What is the number of lines in the listing that contain "chevron"? Give that number only.

------------------------------------

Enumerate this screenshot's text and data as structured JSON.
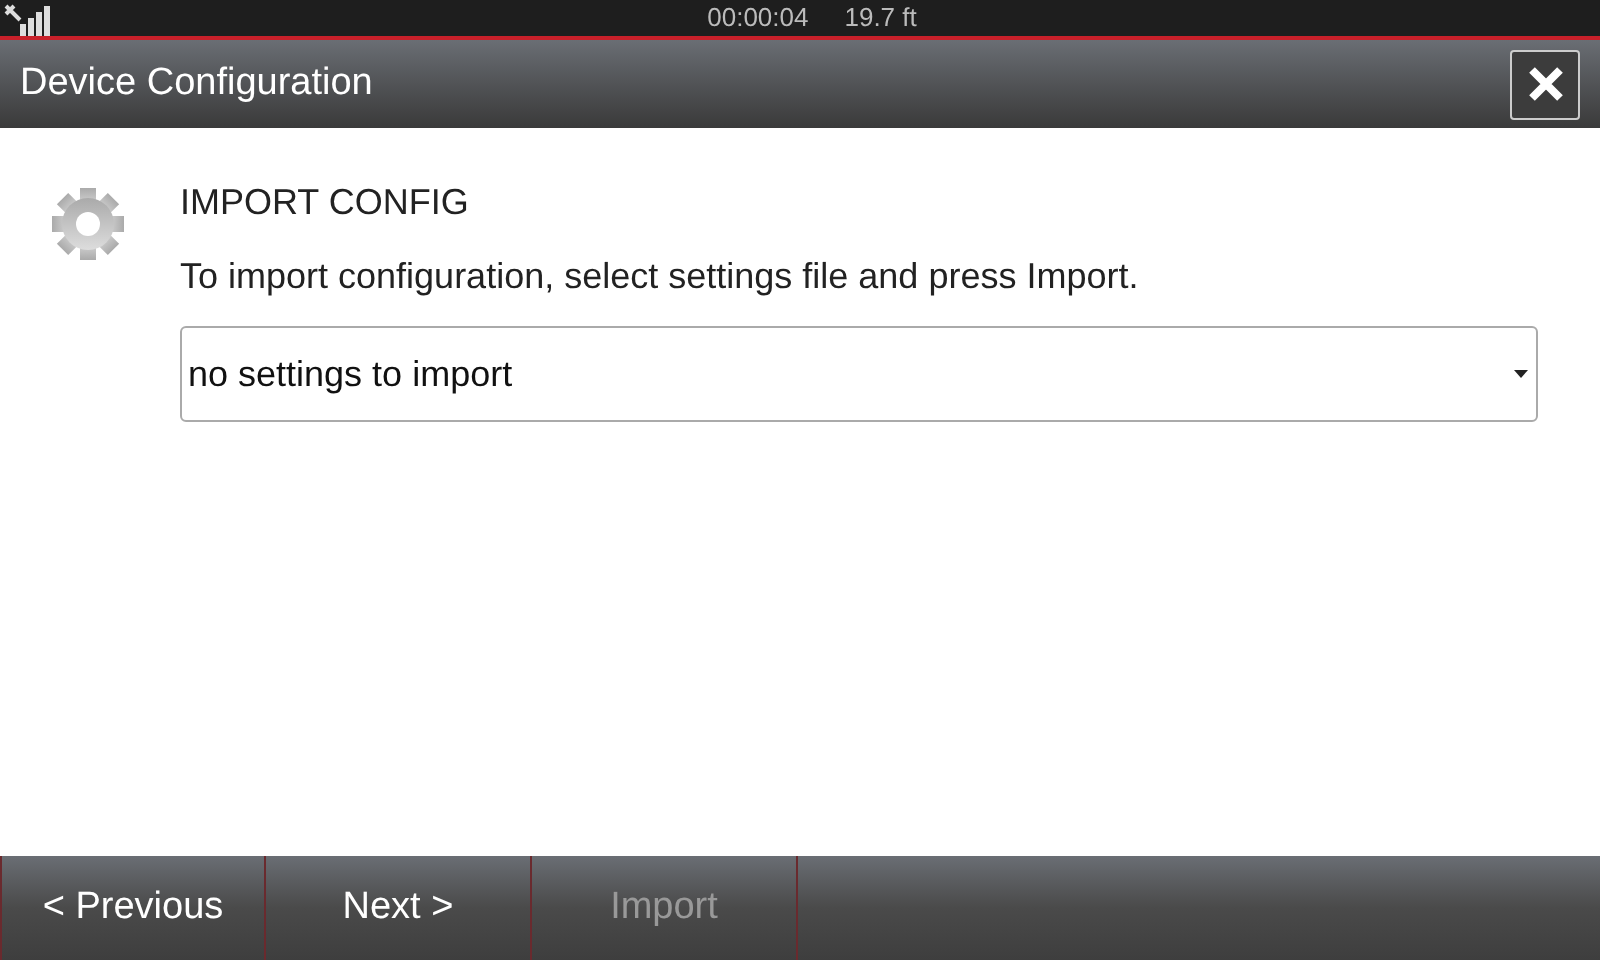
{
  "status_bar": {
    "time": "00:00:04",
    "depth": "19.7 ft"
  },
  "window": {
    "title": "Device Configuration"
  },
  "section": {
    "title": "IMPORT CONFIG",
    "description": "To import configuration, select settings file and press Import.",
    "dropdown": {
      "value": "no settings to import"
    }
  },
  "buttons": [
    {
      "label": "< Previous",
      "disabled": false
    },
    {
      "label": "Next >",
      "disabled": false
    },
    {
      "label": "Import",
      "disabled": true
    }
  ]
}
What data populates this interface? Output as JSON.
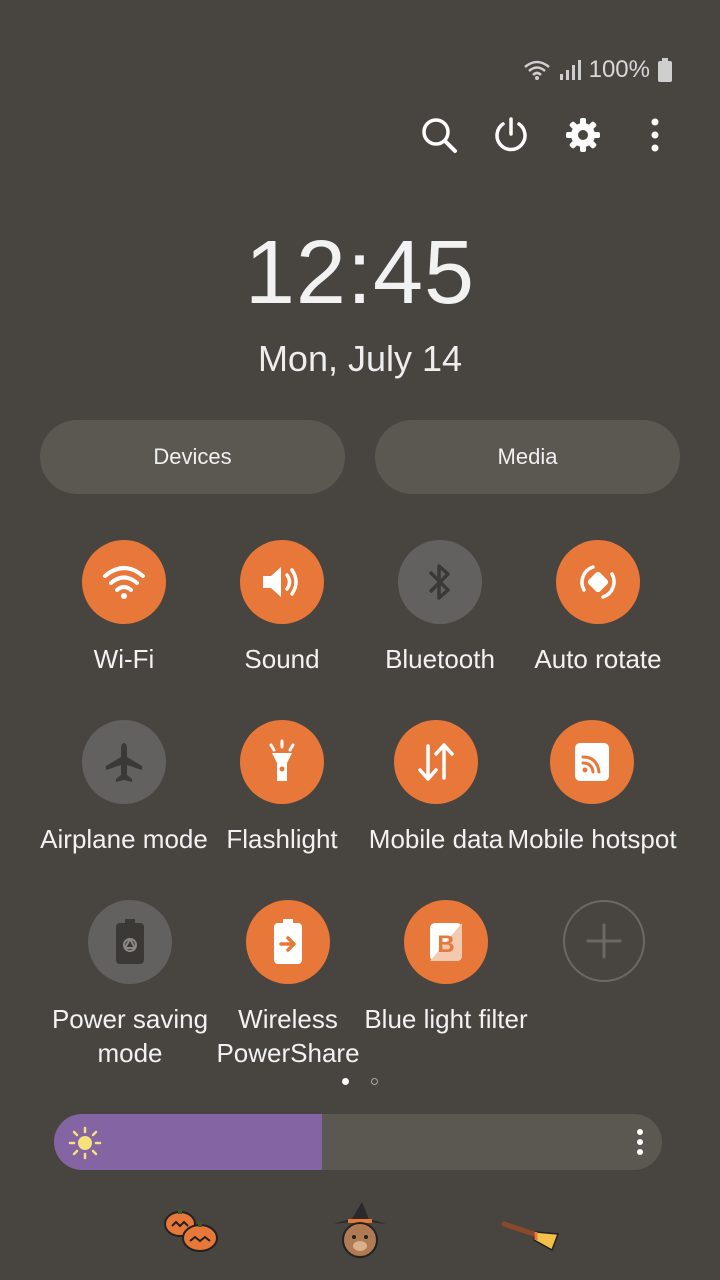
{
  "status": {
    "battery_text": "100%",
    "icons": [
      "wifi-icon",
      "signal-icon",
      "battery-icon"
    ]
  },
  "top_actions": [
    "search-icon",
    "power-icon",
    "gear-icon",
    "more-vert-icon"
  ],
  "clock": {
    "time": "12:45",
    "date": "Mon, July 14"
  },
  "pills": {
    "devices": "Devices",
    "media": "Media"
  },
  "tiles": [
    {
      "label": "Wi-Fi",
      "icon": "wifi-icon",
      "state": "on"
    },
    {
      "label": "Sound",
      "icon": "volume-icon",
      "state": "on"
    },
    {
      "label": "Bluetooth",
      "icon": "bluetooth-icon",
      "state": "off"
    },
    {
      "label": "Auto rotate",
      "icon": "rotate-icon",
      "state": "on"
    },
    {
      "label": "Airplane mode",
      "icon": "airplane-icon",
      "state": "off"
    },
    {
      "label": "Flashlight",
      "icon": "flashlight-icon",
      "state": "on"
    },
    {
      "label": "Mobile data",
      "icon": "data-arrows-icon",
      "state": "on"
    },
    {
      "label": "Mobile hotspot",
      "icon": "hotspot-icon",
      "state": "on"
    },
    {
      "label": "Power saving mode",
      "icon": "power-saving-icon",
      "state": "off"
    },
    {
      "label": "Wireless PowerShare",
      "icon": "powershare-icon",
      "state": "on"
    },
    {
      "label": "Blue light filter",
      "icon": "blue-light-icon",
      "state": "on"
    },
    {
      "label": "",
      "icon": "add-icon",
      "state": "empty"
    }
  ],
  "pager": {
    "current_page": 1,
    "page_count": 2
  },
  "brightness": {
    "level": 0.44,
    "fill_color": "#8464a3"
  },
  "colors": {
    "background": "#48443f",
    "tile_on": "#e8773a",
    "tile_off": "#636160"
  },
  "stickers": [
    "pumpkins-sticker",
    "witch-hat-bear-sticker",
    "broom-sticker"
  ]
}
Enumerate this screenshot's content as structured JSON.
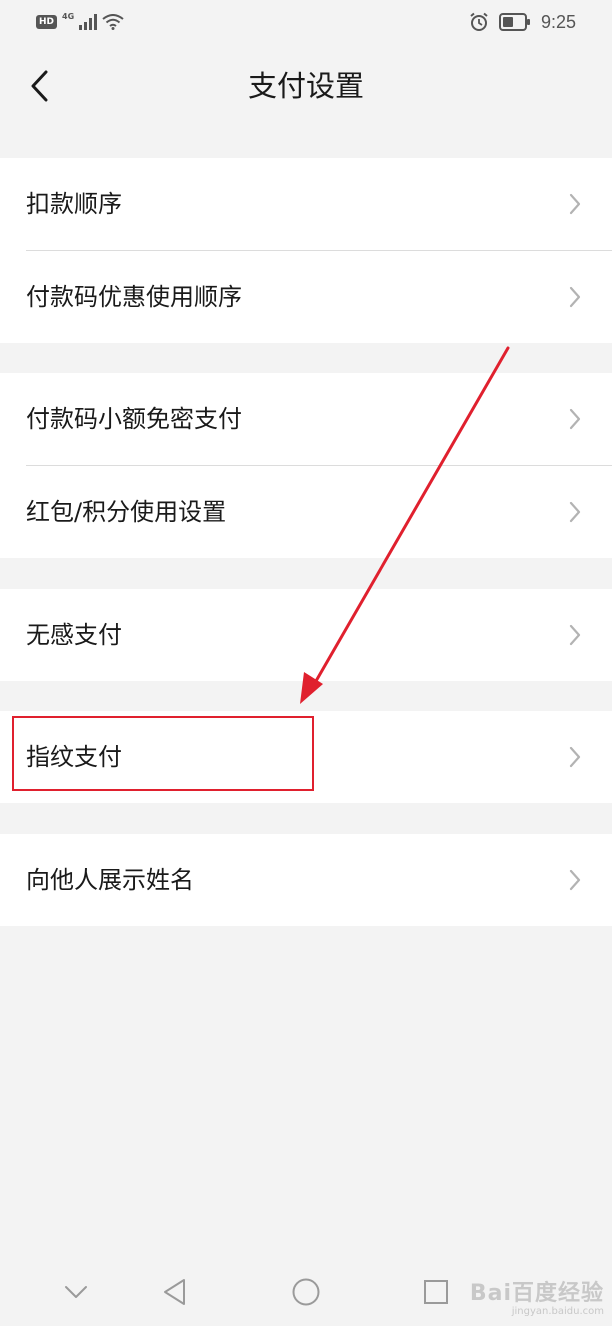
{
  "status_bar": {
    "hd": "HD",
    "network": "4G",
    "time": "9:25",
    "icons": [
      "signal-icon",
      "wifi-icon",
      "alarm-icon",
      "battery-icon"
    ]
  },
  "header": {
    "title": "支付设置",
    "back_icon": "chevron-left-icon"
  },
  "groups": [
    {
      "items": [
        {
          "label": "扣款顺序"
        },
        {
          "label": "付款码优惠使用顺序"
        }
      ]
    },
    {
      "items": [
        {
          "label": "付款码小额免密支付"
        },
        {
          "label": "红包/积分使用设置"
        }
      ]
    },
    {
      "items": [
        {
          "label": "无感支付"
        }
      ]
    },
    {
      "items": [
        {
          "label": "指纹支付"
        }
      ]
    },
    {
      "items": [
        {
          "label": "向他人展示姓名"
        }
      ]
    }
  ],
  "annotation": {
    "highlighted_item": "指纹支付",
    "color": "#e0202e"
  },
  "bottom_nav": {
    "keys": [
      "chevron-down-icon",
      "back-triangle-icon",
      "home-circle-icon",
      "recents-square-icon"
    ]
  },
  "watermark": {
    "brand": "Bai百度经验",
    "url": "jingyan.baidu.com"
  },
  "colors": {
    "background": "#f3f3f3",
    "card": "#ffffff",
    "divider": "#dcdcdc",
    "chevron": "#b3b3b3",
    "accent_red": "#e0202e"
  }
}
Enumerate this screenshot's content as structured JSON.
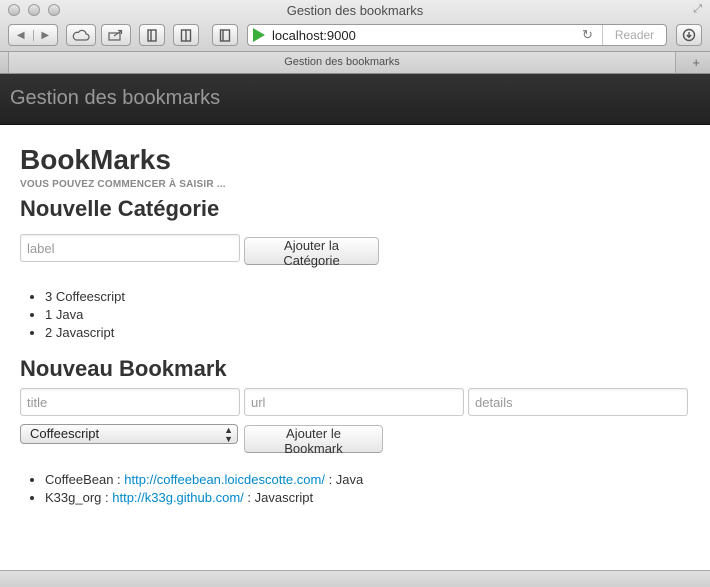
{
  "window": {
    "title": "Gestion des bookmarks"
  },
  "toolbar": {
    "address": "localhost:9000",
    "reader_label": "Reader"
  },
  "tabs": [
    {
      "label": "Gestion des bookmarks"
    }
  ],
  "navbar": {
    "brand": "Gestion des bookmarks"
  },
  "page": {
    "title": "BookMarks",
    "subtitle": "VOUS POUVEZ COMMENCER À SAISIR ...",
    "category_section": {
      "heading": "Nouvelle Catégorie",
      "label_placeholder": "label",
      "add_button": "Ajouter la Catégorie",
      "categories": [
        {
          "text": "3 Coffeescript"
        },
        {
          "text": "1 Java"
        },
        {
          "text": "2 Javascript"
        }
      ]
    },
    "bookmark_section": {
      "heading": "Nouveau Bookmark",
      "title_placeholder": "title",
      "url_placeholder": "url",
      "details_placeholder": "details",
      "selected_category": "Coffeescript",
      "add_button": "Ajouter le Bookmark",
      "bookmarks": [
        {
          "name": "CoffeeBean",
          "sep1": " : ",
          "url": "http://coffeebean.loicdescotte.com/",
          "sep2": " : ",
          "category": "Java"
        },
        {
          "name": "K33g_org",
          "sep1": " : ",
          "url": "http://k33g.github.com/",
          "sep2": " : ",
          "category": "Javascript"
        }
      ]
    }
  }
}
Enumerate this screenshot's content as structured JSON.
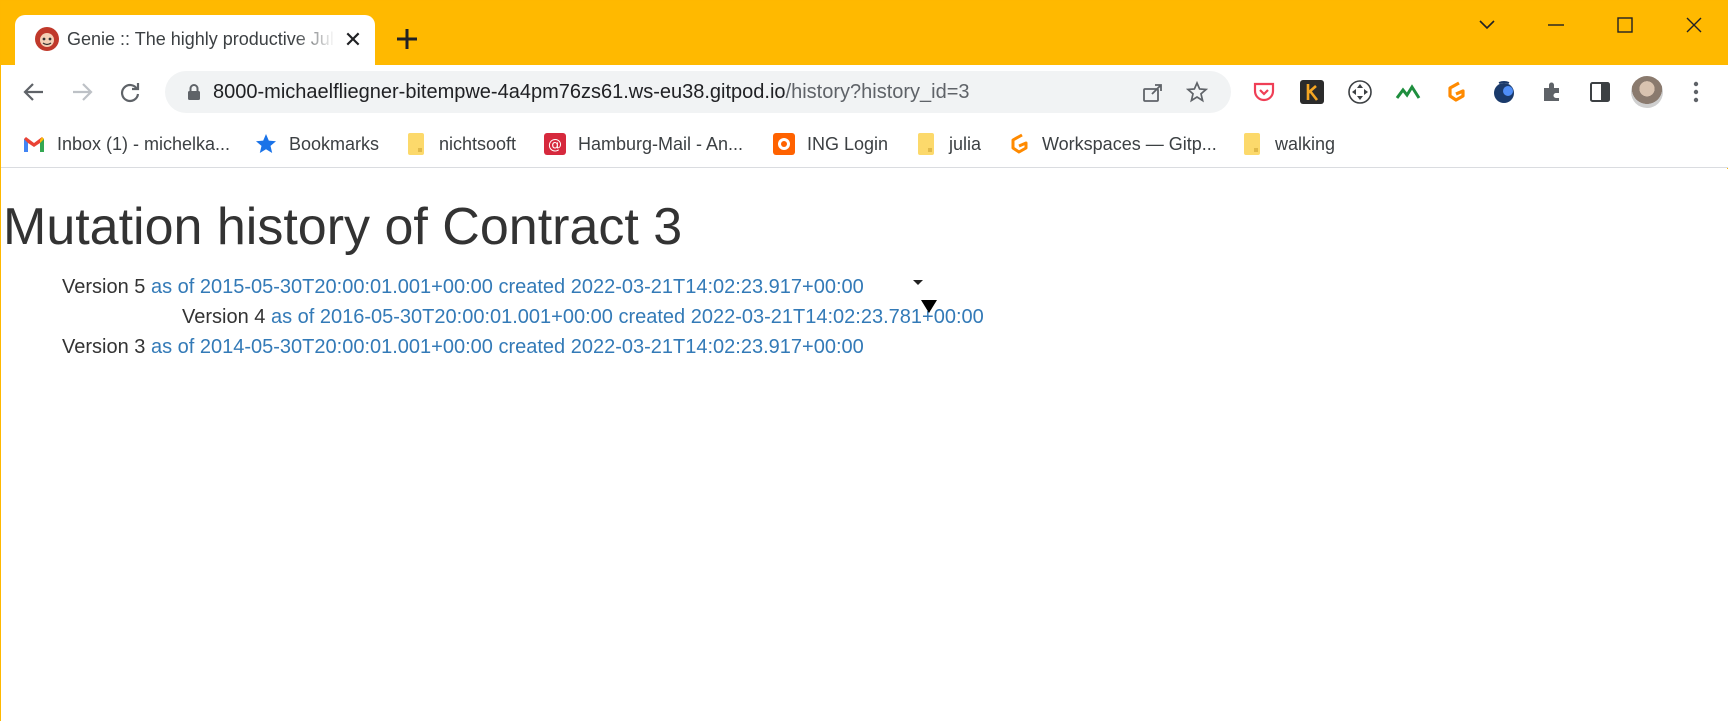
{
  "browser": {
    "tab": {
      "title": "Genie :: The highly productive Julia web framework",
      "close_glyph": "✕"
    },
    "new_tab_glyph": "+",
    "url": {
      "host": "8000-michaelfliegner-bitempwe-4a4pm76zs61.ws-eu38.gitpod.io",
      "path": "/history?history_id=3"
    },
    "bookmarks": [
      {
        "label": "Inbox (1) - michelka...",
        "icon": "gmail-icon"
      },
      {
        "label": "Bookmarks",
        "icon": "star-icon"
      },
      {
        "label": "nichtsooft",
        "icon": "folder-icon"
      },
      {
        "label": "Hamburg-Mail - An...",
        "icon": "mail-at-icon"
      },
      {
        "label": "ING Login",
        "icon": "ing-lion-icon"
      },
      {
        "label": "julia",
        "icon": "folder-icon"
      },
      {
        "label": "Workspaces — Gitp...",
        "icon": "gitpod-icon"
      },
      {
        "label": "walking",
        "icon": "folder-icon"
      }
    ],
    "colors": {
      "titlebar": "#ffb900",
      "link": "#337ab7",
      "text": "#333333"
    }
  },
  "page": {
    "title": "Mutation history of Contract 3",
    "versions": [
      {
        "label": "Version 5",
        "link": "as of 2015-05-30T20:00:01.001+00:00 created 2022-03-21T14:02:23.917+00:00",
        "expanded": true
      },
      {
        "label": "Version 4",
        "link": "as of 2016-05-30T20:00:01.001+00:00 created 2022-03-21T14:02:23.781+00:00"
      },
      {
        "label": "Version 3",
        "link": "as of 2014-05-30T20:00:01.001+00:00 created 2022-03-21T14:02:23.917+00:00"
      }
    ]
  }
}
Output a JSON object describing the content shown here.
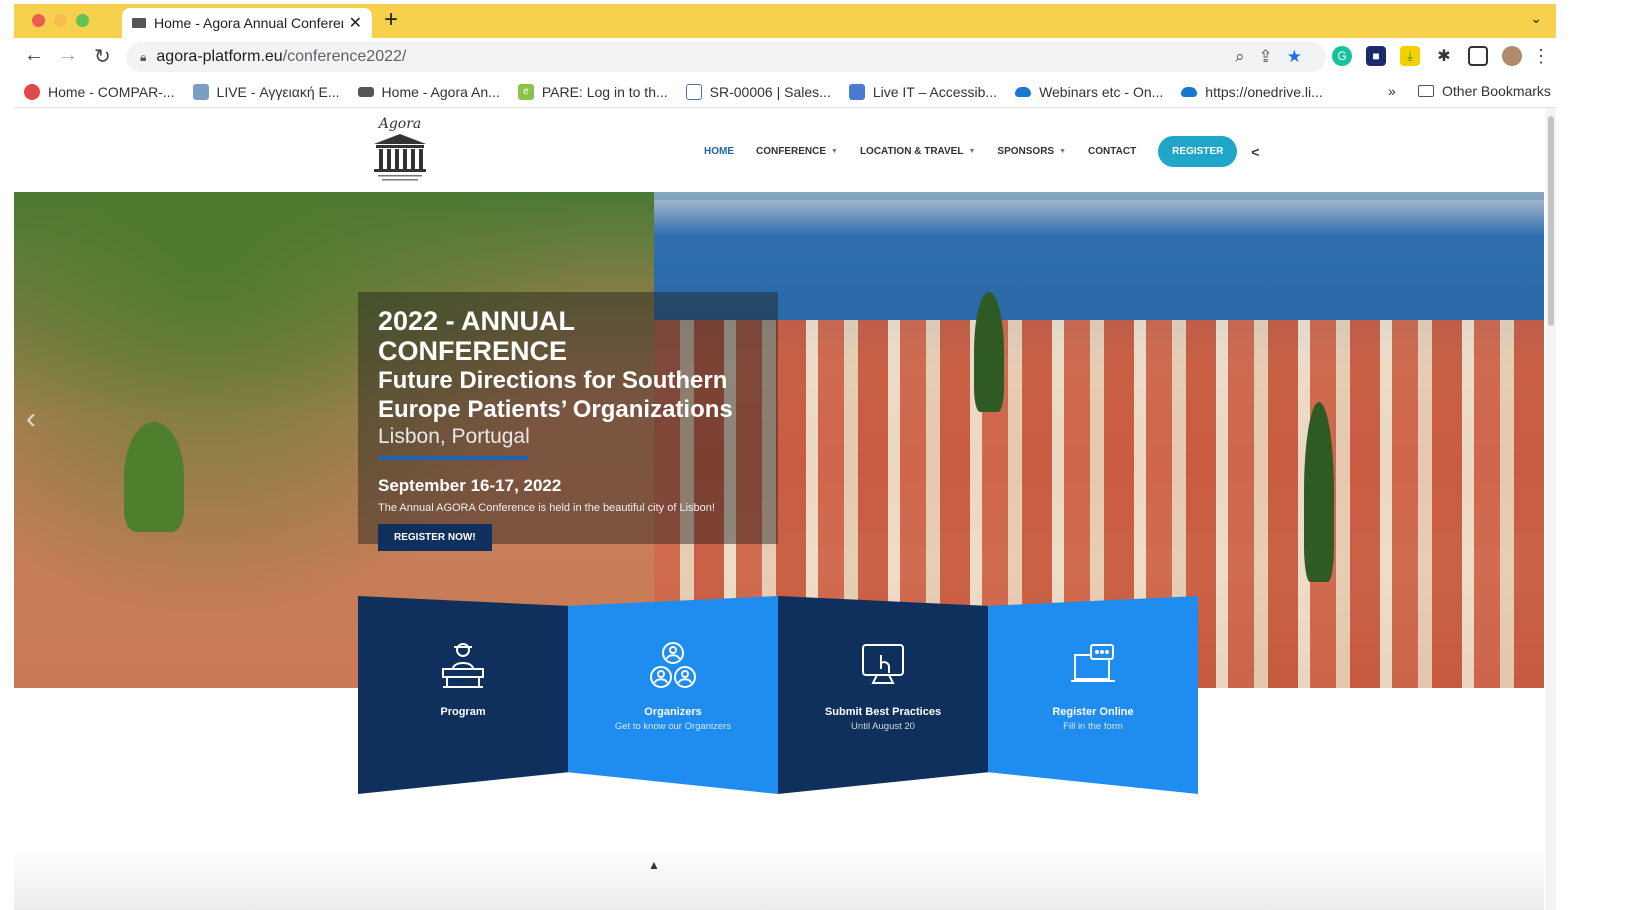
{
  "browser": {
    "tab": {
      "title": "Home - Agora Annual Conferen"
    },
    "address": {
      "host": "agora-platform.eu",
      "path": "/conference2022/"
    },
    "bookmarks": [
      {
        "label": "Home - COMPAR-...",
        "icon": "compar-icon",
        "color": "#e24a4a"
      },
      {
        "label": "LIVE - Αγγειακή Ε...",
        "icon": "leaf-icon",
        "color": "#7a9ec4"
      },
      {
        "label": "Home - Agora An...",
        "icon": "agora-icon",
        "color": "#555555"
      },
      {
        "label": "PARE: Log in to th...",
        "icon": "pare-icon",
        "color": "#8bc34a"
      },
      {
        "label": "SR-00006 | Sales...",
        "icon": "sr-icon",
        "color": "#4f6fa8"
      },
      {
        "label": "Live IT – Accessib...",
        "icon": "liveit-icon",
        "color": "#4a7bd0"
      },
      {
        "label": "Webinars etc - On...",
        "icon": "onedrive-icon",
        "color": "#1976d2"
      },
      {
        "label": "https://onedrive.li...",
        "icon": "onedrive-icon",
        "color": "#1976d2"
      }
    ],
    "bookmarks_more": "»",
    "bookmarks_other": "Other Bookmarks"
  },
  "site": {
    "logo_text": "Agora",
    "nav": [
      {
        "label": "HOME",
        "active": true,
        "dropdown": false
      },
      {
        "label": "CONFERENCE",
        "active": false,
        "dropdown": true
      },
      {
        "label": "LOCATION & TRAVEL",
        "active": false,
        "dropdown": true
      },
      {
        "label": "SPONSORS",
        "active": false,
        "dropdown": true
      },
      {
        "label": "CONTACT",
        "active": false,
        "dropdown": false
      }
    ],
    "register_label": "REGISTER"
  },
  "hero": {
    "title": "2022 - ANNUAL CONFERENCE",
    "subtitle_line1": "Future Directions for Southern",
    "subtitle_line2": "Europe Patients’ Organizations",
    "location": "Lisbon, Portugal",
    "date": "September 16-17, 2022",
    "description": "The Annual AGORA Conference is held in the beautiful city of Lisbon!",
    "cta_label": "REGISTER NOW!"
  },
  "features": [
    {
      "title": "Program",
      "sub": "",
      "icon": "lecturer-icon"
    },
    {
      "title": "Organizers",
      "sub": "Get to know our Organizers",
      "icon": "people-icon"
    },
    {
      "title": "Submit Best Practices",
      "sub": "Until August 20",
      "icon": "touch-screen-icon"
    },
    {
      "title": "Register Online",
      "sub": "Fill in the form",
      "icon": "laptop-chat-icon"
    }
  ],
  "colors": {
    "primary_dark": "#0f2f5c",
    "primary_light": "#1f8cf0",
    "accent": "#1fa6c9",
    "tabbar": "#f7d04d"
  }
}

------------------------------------

Your solution. 3